== DATA FOR THIS EXERCISE ==

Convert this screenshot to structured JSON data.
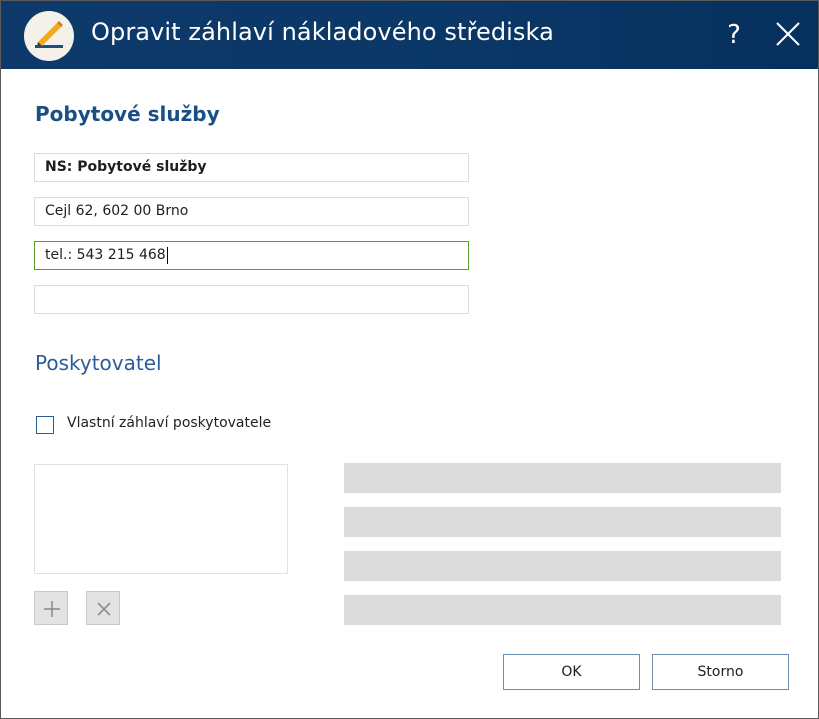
{
  "window": {
    "title": "Opravit záhlaví nákladového střediska",
    "help_label": "?",
    "icons": {
      "app": "pencil-edit-icon",
      "close": "close-icon"
    },
    "colors": {
      "titlebar": "#0b3867",
      "accent": "#1a4f86",
      "active_border": "#5aa02c"
    }
  },
  "header": {
    "heading": "Pobytové služby",
    "fields": [
      {
        "value": "NS: Pobytové služby"
      },
      {
        "value": "Cejl 62, 602 00 Brno"
      },
      {
        "value": "tel.: 543 215 468"
      },
      {
        "value": ""
      }
    ]
  },
  "provider": {
    "section_title": "Poskytovatel",
    "checkbox_label": "Vlastní záhlaví poskytovatele",
    "checkbox_checked": false,
    "add_icon": "plus-icon",
    "remove_icon": "x-icon"
  },
  "footer": {
    "ok_label": "OK",
    "cancel_label": "Storno"
  }
}
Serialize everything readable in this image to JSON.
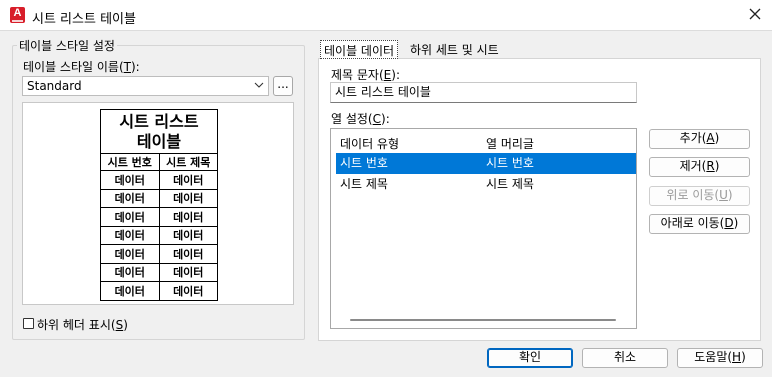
{
  "window": {
    "title": "시트 리스트 테이블",
    "close_icon": "close-icon"
  },
  "style_group": {
    "title": "테이블 스타일 설정",
    "name_label": "테이블 스타일 이름(T):",
    "name_label_pre": "테이블 스타일 이름(",
    "name_label_key": "T",
    "name_label_post": "):",
    "selected_style": "Standard",
    "browse_label": "..."
  },
  "preview": {
    "title_line1": "시트 리스트",
    "title_line2": "테이블",
    "headers": [
      "시트 번호",
      "시트 제목"
    ],
    "cell": "데이터",
    "rows": 7
  },
  "subheader_checkbox": {
    "label_pre": "하위 헤더 표시(",
    "label_key": "S",
    "label_post": ")",
    "checked": false
  },
  "tabs": [
    {
      "label": "테이블 데이터",
      "active": true
    },
    {
      "label": "하위 세트 및 시트",
      "active": false
    }
  ],
  "table_data": {
    "title_label_pre": "제목 문자(",
    "title_label_key": "E",
    "title_label_post": "):",
    "title_value": "시트 리스트 테이블",
    "columns_label_pre": "열 설정(",
    "columns_label_key": "C",
    "columns_label_post": "):",
    "list_headers": [
      "데이터 유형",
      "열 머리글"
    ],
    "list_rows": [
      {
        "type": "시트 번호",
        "heading": "시트 번호",
        "selected": true
      },
      {
        "type": "시트 제목",
        "heading": "시트 제목",
        "selected": false
      }
    ]
  },
  "side_buttons": {
    "add_pre": "추가(",
    "add_key": "A",
    "add_post": ")",
    "remove_pre": "제거(",
    "remove_key": "R",
    "remove_post": ")",
    "up_pre": "위로 이동(",
    "up_key": "U",
    "up_post": ")",
    "down_pre": "아래로 이동(",
    "down_key": "D",
    "down_post": ")"
  },
  "footer": {
    "ok": "확인",
    "cancel": "취소",
    "help_pre": "도움말(",
    "help_key": "H",
    "help_post": ")"
  },
  "colors": {
    "selection": "#0078d7",
    "app_icon": "#d81e2a"
  }
}
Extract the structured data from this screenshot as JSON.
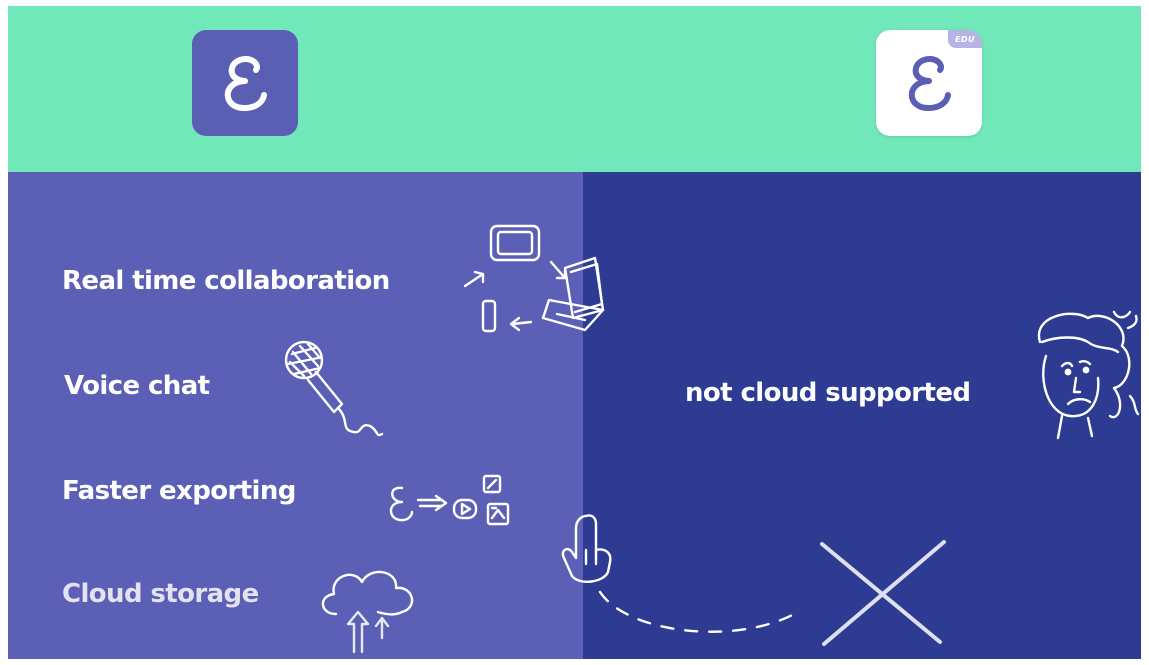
{
  "features": {
    "realtime": "Real time collaboration",
    "voice": "Voice chat",
    "export": "Faster exporting",
    "cloud": "Cloud storage"
  },
  "edu": {
    "badge": "EDU",
    "note": "not cloud supported"
  },
  "icons": {
    "logo_standard": "logo-e-icon",
    "logo_edu": "logo-e-edu-icon",
    "devices": "devices-sync-icon",
    "microphone": "microphone-icon",
    "export": "export-formats-icon",
    "cloud": "cloud-upload-icon",
    "sad_face": "sad-face-icon",
    "pointing_hand": "pointing-hand-icon",
    "x_mark": "x-mark-icon"
  },
  "colors": {
    "top_bar": "#70e8ba",
    "left_panel": "#5b60b6",
    "right_panel": "#2e3b93",
    "logo_background": "#5a5fb4",
    "text": "#ffffff"
  }
}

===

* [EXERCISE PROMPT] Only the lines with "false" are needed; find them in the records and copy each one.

* [EXERCISE ANSWER]
    "checkbox_checked": false,
    "checked": false
      "active": false
        "selected": false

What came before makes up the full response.